Copyright 2012 ABC News Radio


Los Angeles Mayor Slams Mitt Romney on Immigration

Los Angeles Mayor Slams Mitt Romney on Immigration(WASHINGTON) -- Los Angeles Mayor Antonio Villaraigosa pounced on Mitt Romney’s immigration stance Wednesday night before a crowd of Washington, D.C., lawmakers and officials honoring the mayor for his public service.

“For the first time in modern memory, a major political party is poised to nominate a presidential candidate who has abandoned immigration reform and instead advocates self-deportation,” he said.

Villaraigosa, who was presented with the 2012 Edward R. Roybal Award for Outstanding Public Service by the National Association of Latino Elected and Appointed Officials, didn’t mention Romney by name, but called out the GOP front-runner for rejecting past bipartisan efforts on immigration reform.

“Democrats and Republicans have recognized that our immigration system is broken and that it needs to be fixed.  Now they haven’t always agreed on the route but they’ve agreed on the destination," the mayor said.  “Unfortunately, now the likely Republican nominee for president has clearly rejected this rough consensus.”

As immigration reform continues to be a hot-button issue on and off the campaign trail, Villaraigosa reminded the crowd that the country was built by immigrants.

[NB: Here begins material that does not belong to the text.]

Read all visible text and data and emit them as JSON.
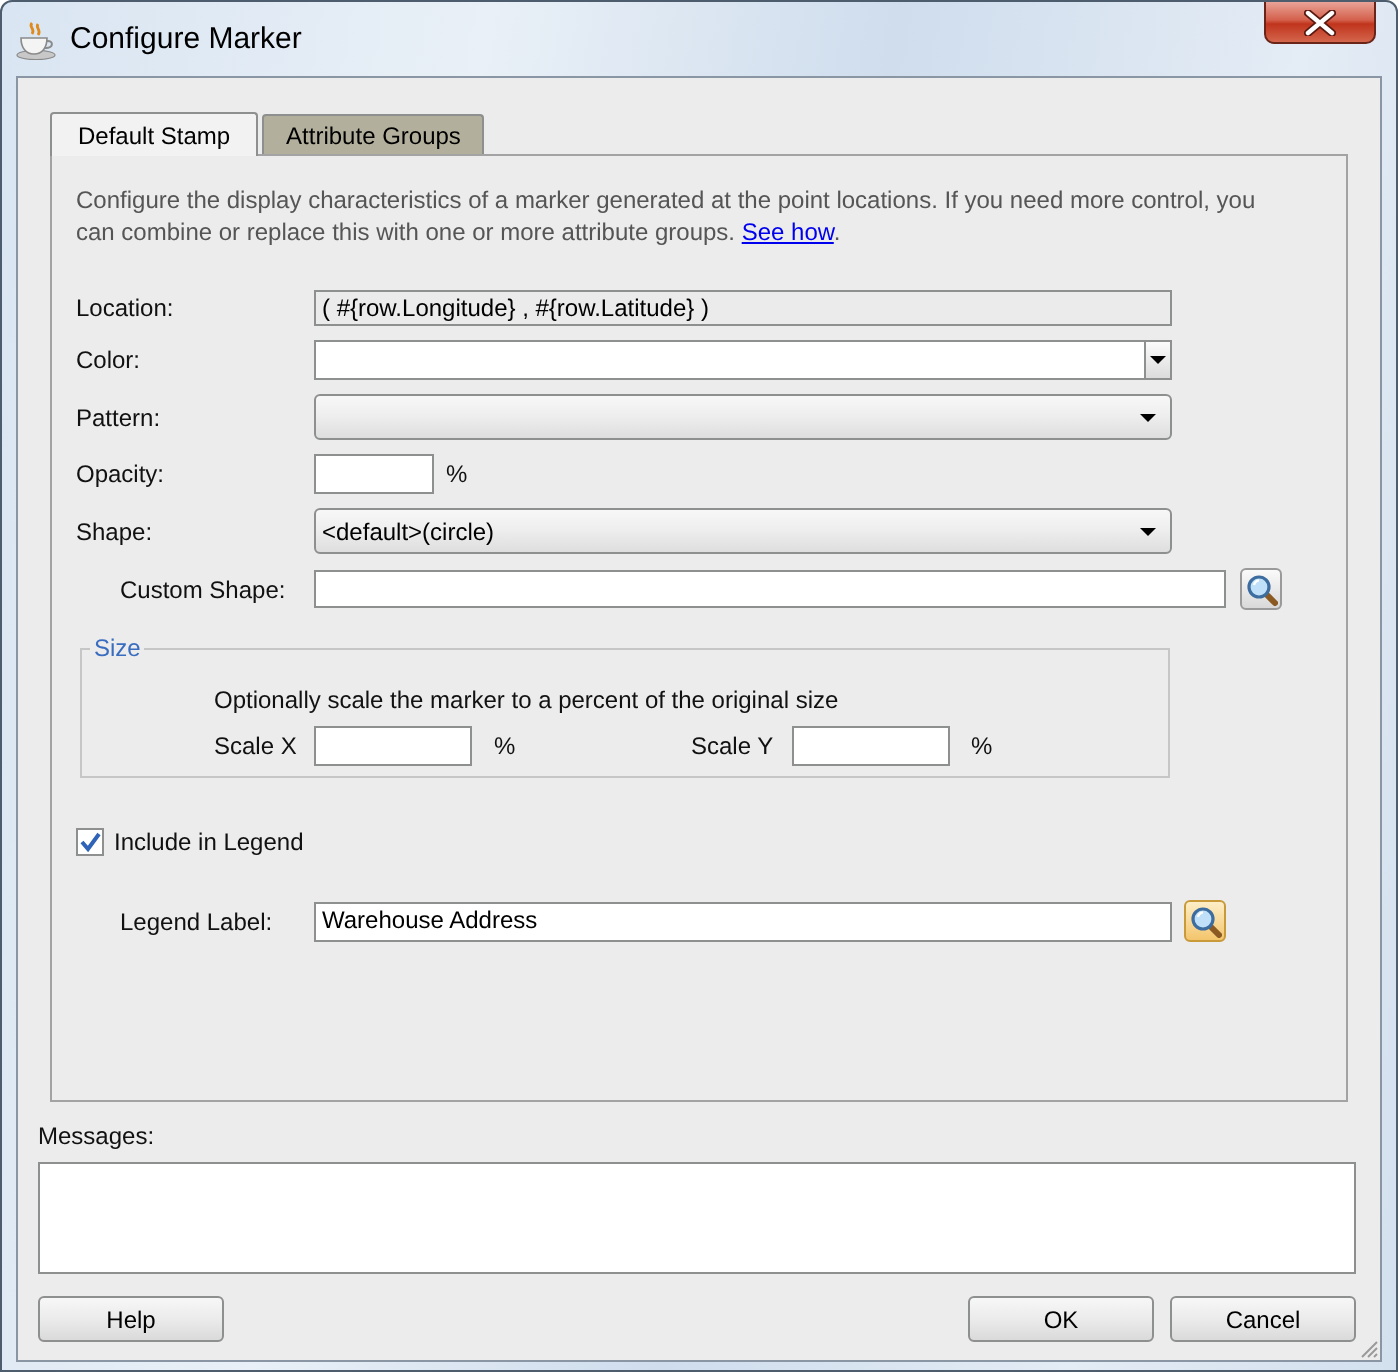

“We know that the reason we came here was because this was the place that embraced us.  This was the place that said, ‘If you work hard, and you play by the rules and believe in this great country, you will be rewarded.’  We love that America,” the California-born Democrat said.

Villaraigosa, 59, also used the stage to call for the passage of the DREAM Act and the payroll-tax cut.  While honored that he was awarded for his public service, he noted that there was still much work to do.

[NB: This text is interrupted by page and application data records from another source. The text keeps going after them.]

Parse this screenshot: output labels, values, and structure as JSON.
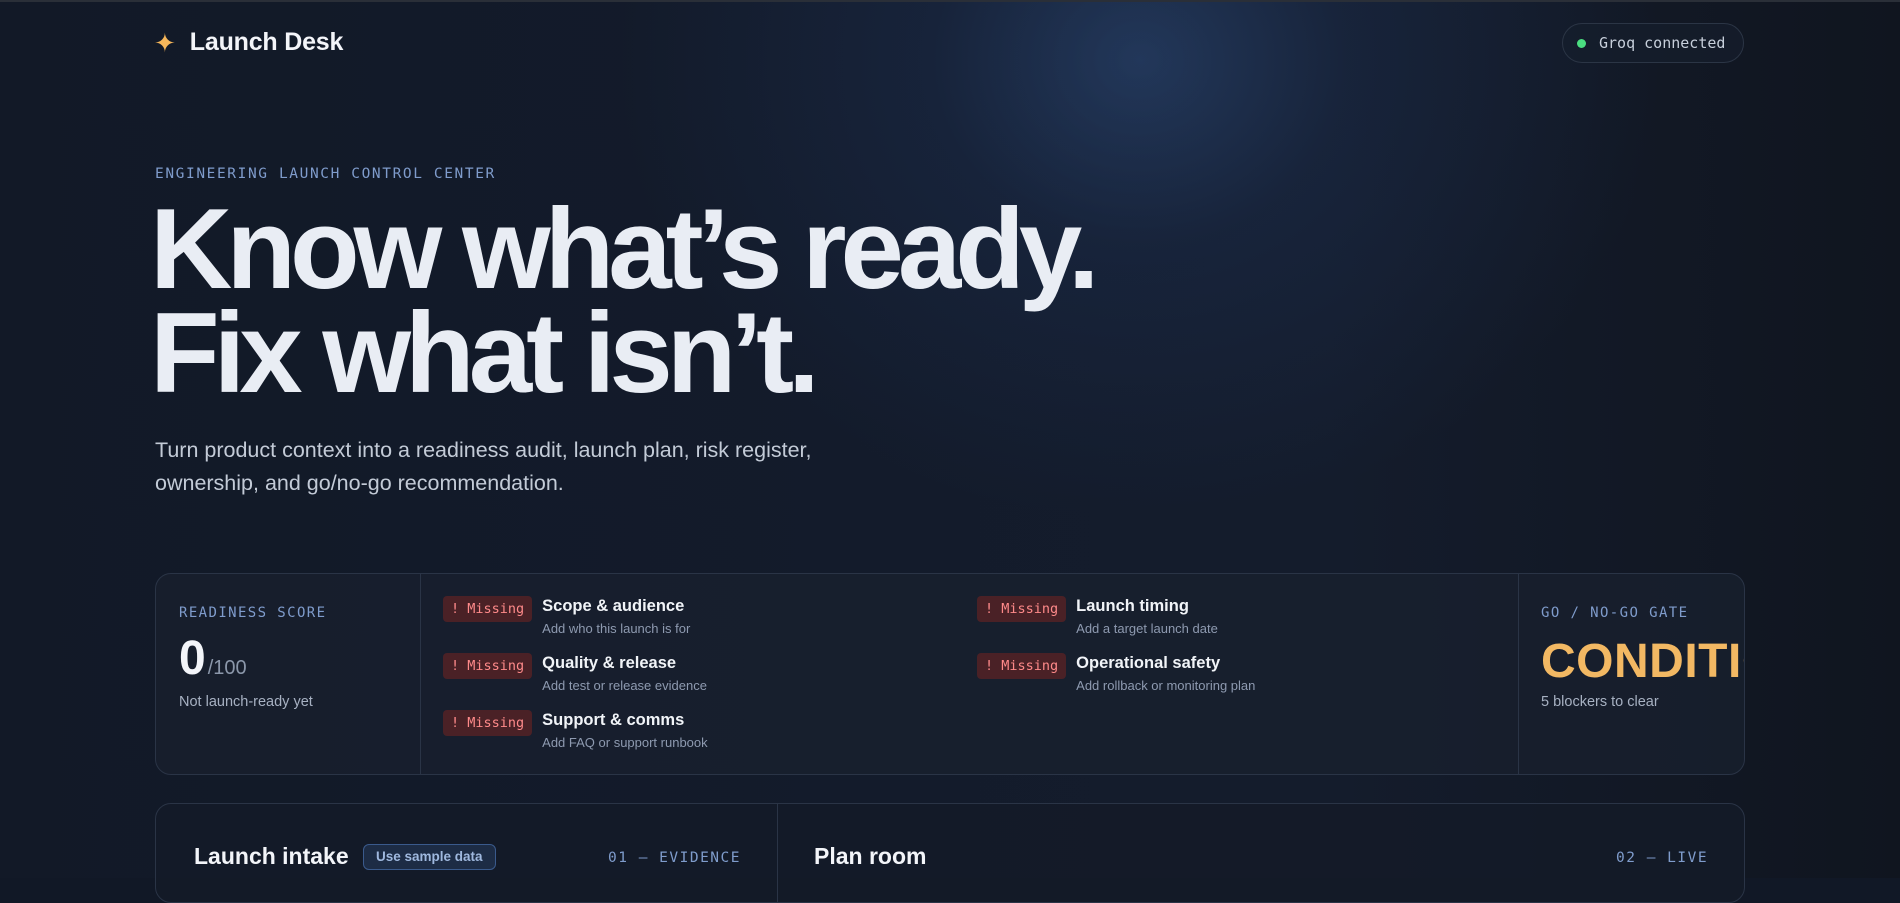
{
  "header": {
    "brand_icon": "sparkle-icon",
    "brand_name": "Launch Desk",
    "status": {
      "text": "Groq connected",
      "color": "#4ade80"
    }
  },
  "hero": {
    "eyebrow": "ENGINEERING LAUNCH CONTROL CENTER",
    "title_line1": "Know what’s ready.",
    "title_line2": "Fix what isn’t.",
    "subtitle": "Turn product context into a readiness audit, launch plan, risk register, ownership, and go/no-go recommendation."
  },
  "readiness": {
    "label": "READINESS SCORE",
    "score": "0",
    "score_max": "/100",
    "note": "Not launch-ready yet",
    "checks": [
      {
        "badge": "! Missing",
        "title": "Scope & audience",
        "desc": "Add who this launch is for"
      },
      {
        "badge": "! Missing",
        "title": "Quality & release",
        "desc": "Add test or release evidence"
      },
      {
        "badge": "! Missing",
        "title": "Support & comms",
        "desc": "Add FAQ or support runbook"
      },
      {
        "badge": "! Missing",
        "title": "Launch timing",
        "desc": "Add a target launch date"
      },
      {
        "badge": "! Missing",
        "title": "Operational safety",
        "desc": "Add rollback or monitoring plan"
      }
    ],
    "gate": {
      "label": "GO / NO-GO GATE",
      "value": "CONDITIONAL",
      "note": "5 blockers to clear",
      "color": "#f2b863"
    }
  },
  "intake": {
    "title": "Launch intake",
    "sample_button": "Use sample data",
    "tag": "01 — EVIDENCE"
  },
  "plan": {
    "title": "Plan room",
    "tag": "02 — LIVE"
  },
  "colors": {
    "background": "#111826",
    "accent": "#7f9ccc",
    "missing_badge_bg": "#4a2126",
    "missing_badge_text": "#ff8a8a",
    "brand_icon": "#f5b65a"
  }
}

“We can’t let every proposal for a path to citizenship be drowned out by a knee-jerk chorus of opposition,” he said.  “We can’t be a country where ‘show me your papers’ is routinely heard on our sidewalks and in our streets.”

Copyright 2012 ABC News Radio

ABC News Radio